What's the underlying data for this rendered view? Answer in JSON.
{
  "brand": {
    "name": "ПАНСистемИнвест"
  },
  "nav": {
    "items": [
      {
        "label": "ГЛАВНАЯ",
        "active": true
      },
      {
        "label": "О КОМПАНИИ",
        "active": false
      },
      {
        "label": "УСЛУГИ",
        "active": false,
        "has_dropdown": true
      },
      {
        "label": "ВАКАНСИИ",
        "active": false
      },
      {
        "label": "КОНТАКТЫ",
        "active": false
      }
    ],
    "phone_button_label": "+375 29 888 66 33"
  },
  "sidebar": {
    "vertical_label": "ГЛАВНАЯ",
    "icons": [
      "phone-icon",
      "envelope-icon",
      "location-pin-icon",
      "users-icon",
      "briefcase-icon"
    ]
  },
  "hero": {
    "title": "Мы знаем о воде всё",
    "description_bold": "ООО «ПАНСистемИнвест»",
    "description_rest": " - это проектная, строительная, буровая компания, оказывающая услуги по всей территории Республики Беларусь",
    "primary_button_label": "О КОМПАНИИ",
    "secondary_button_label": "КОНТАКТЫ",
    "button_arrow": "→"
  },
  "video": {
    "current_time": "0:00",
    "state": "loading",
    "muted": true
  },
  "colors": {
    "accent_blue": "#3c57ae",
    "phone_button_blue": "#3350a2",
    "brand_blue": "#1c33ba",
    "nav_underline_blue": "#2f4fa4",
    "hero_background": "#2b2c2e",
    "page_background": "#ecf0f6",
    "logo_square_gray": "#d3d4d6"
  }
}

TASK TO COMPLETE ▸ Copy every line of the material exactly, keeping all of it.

OUTPUT BELOW ▸
What's the underlying data for this rendered view? Answer in JSON.
{
  "brand": {
    "name": "ПАНСистемИнвест"
  },
  "nav": {
    "items": [
      {
        "label": "ГЛАВНАЯ",
        "active": true
      },
      {
        "label": "О КОМПАНИИ",
        "active": false
      },
      {
        "label": "УСЛУГИ",
        "active": false,
        "has_dropdown": true
      },
      {
        "label": "ВАКАНСИИ",
        "active": false
      },
      {
        "label": "КОНТАКТЫ",
        "active": false
      }
    ],
    "phone_button_label": "+375 29 888 66 33"
  },
  "sidebar": {
    "vertical_label": "ГЛАВНАЯ",
    "icons": [
      "phone-icon",
      "envelope-icon",
      "location-pin-icon",
      "users-icon",
      "briefcase-icon"
    ]
  },
  "hero": {
    "title": "Мы знаем о воде всё",
    "description_bold": "ООО «ПАНСистемИнвест»",
    "description_rest": " - это проектная, строительная, буровая компания, оказывающая услуги по всей территории Республики Беларусь",
    "primary_button_label": "О КОМПАНИИ",
    "secondary_button_label": "КОНТАКТЫ",
    "button_arrow": "→"
  },
  "video": {
    "current_time": "0:00",
    "state": "loading",
    "muted": true
  },
  "colors": {
    "accent_blue": "#3c57ae",
    "phone_button_blue": "#3350a2",
    "brand_blue": "#1c33ba",
    "nav_underline_blue": "#2f4fa4",
    "hero_background": "#2b2c2e",
    "page_background": "#ecf0f6",
    "logo_square_gray": "#d3d4d6"
  }
}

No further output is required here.